“There may be the odd little thing which you might think would not happen today,” said Jill, “but I’d say at least 90 per cent of the play could be happening today, especially the way the characters are judged for the way they live their lives - judging people is something that is still so prevalent.”

Rowan added: “I love the character of Jo. Shelagh Delaney put so much of herself into the character. I’ve seen the interviews she’s done and she’s such an alive, bold woman. You can’t help but like her.”

Jill too has been delighted by her character.

“It’s always interesting when you meet characters who seem insanely confident and are determined to walk their own path,” she said.

“For an actor the challenge is to work out why is she like that? How much of it is armour? Where are her vulnerabilities?

“Shelagh has given us such a rich tapestry to deal with. Although she may be dealing with one particular thing, in reality there are a million things going on underneath which is lovely.

“The more we do it, the more we can play with the richness of what’s going on with Helen internally.

Bury Times: Jill Halfpenny in rehearsal for A Taste of Honey (Picture: Joel Fildes)

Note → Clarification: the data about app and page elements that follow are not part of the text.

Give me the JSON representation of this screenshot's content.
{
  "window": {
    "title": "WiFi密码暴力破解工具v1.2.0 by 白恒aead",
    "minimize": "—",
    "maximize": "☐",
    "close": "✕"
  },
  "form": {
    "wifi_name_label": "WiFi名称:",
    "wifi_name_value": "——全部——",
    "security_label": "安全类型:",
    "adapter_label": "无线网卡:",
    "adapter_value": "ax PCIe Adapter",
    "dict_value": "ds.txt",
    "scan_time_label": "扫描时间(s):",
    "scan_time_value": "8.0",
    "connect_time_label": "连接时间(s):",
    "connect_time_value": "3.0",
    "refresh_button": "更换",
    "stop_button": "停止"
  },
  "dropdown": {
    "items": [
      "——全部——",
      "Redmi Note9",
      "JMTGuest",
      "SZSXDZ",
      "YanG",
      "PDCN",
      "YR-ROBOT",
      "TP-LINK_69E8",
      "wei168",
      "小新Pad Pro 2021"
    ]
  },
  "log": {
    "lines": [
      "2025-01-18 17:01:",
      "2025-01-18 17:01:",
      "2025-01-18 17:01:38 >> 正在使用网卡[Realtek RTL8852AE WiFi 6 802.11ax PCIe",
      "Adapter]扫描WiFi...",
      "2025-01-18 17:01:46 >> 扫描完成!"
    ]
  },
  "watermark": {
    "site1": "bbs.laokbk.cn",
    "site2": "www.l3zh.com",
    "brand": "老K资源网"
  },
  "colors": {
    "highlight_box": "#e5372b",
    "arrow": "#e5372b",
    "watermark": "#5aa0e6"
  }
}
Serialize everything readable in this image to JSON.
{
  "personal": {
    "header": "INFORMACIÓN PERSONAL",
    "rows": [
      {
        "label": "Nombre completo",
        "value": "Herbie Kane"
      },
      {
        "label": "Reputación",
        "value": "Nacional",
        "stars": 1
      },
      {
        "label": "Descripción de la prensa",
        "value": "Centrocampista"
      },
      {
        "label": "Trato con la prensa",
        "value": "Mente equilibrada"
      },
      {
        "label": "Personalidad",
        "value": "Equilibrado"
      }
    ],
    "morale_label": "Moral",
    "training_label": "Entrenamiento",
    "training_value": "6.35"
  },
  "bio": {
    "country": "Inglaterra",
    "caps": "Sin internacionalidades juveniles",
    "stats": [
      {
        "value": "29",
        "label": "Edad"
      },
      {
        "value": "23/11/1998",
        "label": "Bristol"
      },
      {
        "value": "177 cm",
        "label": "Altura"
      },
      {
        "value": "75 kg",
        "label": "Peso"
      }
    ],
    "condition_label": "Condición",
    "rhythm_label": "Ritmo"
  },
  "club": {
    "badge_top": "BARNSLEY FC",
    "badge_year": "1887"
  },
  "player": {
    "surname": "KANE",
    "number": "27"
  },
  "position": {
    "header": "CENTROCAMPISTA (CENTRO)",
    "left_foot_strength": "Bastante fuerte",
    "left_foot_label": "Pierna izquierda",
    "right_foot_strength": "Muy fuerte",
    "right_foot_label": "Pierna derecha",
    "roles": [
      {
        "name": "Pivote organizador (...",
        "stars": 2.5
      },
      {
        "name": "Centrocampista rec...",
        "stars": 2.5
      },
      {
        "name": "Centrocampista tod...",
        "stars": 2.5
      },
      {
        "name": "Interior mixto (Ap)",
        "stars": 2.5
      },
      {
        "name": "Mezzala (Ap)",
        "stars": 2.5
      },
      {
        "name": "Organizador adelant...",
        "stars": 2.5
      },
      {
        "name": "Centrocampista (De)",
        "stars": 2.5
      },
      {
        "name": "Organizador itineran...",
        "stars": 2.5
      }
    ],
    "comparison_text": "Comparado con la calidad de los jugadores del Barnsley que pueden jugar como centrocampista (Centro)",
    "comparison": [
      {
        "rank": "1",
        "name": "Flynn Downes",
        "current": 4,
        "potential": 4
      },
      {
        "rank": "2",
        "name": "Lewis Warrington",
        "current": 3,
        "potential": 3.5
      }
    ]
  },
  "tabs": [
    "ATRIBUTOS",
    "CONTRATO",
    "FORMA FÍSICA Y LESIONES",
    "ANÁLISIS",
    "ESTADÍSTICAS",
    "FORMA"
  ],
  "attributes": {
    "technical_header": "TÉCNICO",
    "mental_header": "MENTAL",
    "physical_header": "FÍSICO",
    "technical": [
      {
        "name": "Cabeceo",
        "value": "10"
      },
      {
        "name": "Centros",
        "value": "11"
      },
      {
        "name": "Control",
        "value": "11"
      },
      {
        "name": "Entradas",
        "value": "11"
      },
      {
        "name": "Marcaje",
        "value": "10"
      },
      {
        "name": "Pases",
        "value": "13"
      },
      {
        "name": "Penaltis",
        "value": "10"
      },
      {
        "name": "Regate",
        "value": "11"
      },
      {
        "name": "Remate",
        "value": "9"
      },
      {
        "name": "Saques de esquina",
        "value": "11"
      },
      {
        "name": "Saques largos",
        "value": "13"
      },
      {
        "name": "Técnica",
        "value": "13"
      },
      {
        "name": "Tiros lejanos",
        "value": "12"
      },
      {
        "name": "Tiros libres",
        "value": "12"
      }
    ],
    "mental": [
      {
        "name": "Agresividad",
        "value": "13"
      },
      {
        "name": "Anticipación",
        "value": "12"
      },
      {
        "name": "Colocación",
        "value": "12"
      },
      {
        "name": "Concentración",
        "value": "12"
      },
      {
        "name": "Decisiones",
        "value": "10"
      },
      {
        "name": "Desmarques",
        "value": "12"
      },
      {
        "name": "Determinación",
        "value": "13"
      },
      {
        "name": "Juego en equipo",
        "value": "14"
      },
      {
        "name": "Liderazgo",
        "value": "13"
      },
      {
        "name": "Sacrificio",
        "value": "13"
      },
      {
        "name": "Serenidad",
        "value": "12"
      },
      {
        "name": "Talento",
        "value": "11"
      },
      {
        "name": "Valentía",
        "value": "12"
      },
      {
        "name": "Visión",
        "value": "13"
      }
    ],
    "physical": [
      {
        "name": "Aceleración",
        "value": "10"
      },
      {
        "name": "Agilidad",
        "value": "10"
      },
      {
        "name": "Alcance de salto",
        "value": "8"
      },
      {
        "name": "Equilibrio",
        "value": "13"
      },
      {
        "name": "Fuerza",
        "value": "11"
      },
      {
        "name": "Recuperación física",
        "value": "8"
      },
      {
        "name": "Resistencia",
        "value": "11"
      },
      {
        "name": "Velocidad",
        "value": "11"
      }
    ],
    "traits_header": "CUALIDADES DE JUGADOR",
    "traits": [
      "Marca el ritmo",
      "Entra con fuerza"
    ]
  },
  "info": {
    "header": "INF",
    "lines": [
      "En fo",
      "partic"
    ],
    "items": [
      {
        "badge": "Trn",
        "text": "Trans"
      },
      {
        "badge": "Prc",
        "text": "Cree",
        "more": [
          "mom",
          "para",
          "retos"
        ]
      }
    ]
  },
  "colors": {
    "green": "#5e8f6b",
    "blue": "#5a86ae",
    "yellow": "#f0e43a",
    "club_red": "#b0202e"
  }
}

“It’s just great fun. You have got two women who are brazen and brash at times but also extremely vulnerable. That’s a beautiful thing to swing in and out of.”

The prospect of bringing an iconic work to the stage could be daunting given that many in the audience will have their own interpretations of the characters and how things should proceed.

“That feeling of responsibility can be quite crushing creatively,” said Jill. “But you have to put that to one side. You have to accept that there will always be people who come to the show wanting to see it done in a certain way, they want to see their Helen but you have to accept you will never please everyone.

“As actors we have a responsibility to the play but we have to ask the audience to come on our ride which will be a different one from the last one they may have seen.

“But I think that’s what’s lovely about art. It’s not our responsibility what you think of it, that’s your business and we shouldn’t try to project anything on to you.

“We do what we think is right for our characters and then it’s yours.”

For this new production, directed by Emma Baggott, music will play an essential role with a jazz score sung by Nishla Smith running through the show.

“The music adds really a nice dynamic,” said Rowan. “Nishla’s voice is so beautiful. It’s lovely to hear.”

Both Jill and Rowan can’t wait to take the show from the rehearsal space into the Royal Exchange.

Bury Times: Rowan Robinson in rehearsal for A Taste of Honey 
   (Picture: Joel Fildes)

“The design and the movement, all lend themselves to that space,” said Rowan. “It fits the characters so well. They live for the moment and can do anything at the drop of a hat.

“But then it is also really exhausting. Every scene is like a workout both mentally and physically. We are moving all over the stage, then mentally your emotions are going everywhere.

“It is a very exhausting process but we are having a lot of fun with it.”

When it was first staged as a play in the late Fifties and then became a movie in 1961 many people were outraged by what they saw as the affront to society with the portrayal of a blowsy mum and her equally wild daughter.

“It’s all too easy to say it’s about an alcoholic mum who abandons her child,” said Jill, “but that’s far too simplistic.

“What we might see as harsh or cruel is Helen or Jo’s way of saying ‘I just want you to love me’. Some people are not brought up with a palate to express themselves. It’s often the people we are closest to that we behave the worst towards.

Bury Times: David Moorst, Obadiah and Rowan Robinson in rehearsal for A Taste of Honey (Picture: Joel Fildes)

“Helen and Jo understand each other in a way no-one else in their world really will. They are like ‘we know it’s messed up but we know what it is and it’s our mess’.”

She added: “I do feel the whole subject of a mother being judged very interesting. It’s something I have felt myself as a mother and also how it can affect you when you read about what a mother might or might not have done.”

A Taste of Honey, Royal Exchange Theatre, Manchester, until Saturday, April 13. Details from